Now that we’ve identified how to recognize if your lawnmower is flooded let’s move on to fixing this issue:
Remove spark plug: Start by removing the spark plug wire and then unscrew and remove the spark plug itself using a socket wrench or spark plug wrench specifically designed for this purpose.
Inspect and dry out: Take a moment to inspect both ends of the spark plug for any signs of wetness or fouling caused by excess fuel. If needed, clean off any debris before allowing both ends (the metal part and ceramic insulator) to thoroughly dry out.
Crank engine without spark plug: With no spark plug installed yet, pull on the starter cord several times (around 5-6 pulls) while keeping choke lever open or in the "off" position. This action helps to clear any remaining fuel from the combustion chamber.
Clean or replace air filter: A clogged air filter can contribute to a flooded lawnmower. Check your air filter and clean it if necessary, or replace it with a new one if it’s heavily soiled.
Reinstall spark plug: Once the spark plug is completely dry, reinsert it into the engine and tighten it securely using a wrench.

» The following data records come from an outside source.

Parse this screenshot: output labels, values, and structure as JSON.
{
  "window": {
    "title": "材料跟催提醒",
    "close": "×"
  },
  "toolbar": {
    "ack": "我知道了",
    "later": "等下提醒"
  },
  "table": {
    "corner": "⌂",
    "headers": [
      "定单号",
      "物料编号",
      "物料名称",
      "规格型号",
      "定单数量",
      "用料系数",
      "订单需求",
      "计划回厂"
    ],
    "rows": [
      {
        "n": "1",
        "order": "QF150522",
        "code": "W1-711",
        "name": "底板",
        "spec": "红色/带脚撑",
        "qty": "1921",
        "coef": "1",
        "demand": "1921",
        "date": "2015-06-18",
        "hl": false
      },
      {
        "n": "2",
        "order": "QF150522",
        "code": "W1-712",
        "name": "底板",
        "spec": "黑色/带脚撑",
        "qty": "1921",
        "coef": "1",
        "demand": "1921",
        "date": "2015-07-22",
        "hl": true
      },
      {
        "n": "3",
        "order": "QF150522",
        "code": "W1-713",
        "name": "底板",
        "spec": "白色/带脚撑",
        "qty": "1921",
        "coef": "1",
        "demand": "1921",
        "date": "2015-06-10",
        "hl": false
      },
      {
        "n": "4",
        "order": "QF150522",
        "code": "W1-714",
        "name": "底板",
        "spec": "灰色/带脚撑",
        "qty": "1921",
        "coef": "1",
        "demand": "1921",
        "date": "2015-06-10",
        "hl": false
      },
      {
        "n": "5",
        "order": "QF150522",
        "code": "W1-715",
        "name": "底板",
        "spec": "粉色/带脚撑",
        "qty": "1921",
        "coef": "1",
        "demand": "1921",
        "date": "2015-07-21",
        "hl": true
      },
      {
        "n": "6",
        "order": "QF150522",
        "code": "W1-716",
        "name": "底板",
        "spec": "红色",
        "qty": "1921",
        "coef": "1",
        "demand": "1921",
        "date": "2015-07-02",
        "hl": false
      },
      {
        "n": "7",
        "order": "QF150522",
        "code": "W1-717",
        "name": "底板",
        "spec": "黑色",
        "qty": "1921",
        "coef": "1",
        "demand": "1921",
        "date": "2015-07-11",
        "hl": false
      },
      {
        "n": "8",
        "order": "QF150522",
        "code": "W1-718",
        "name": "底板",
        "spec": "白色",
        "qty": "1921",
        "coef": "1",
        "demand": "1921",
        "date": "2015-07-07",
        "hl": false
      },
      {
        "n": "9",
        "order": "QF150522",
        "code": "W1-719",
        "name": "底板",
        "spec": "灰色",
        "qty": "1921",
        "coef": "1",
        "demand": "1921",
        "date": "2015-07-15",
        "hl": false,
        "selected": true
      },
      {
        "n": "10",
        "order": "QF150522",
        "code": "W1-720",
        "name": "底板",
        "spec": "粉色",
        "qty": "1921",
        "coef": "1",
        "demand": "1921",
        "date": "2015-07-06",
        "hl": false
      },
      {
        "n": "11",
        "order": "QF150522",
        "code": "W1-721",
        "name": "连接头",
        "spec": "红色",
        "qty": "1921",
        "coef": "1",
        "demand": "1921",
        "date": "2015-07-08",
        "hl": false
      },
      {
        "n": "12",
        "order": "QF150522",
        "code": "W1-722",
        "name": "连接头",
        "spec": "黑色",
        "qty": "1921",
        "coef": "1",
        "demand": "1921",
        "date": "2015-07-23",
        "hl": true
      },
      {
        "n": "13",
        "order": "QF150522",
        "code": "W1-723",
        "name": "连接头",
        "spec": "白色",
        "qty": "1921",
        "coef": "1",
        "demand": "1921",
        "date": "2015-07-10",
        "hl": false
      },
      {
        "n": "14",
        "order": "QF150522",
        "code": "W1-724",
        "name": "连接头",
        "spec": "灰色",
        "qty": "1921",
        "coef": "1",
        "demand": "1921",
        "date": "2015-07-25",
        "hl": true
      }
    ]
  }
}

Restart mower: Finally, reconnect the spark plug wire and give starting your lawnmower another try. It should now start up smoothly without any signs of flooding.
By following these steps, you can effectively diagnose whether your lawnmower is flooded and take appropriate measures to fix the issue. Remember to always follow manufacturer guidelines for maintenance and storage practices to prevent future occurrences of flooding in your lawnmower.
Tips for preventing your lawnmower from getting flooded
One common problem that lawnmower owners often encounter is the issue of flooding. A flooded lawnmower can be frustrating and prevent you from effectively maintaining your lawn. Understanding how to prevent your lawnmower from getting flooded is essential for ensuring its proper functioning and longevity.
What Causes a Lawnmower to Get Flooded?
Before diving into prevention tips, it’s important to understand what causes a lawnmower to get flooded in the first place. Typically, a flooded lawnmower occurs when there is an excessive amount of fuel in the combustion chamber, hindering the engine’s ability to start or run smoothly. This can happen due to various reasons such as:
- Overpriming: Priming too many times before starting your lawnmower can flood it with excess fuel.
- Choke Misuse: Incorrectly using or leaving the choke engaged for too long can lead to flooding.
- Dirty Air Filter: A clogged or dirty air filter restricts airflow, causing an imbalance between fuel and air mixture resulting in flooding.
- Fuel System Issues: Problems with the carburetor or fuel lines may cause improper fuel flow leading to flooding.
Signs Your Lawnmower Is Flooded
Identifying whether your lawnmower is flooded is crucial for taking appropriate action promptly. Here are some common signs that indicate a flooded lawnmower:
- The engine fails to start even after multiple attempts.
- You notice a strong smell of gasoline while attempting to start it.
- Thick black smoke emerges from the exhaust when starting.
If you observe any of these signs, it’s likely that your lawnmower has been flooded.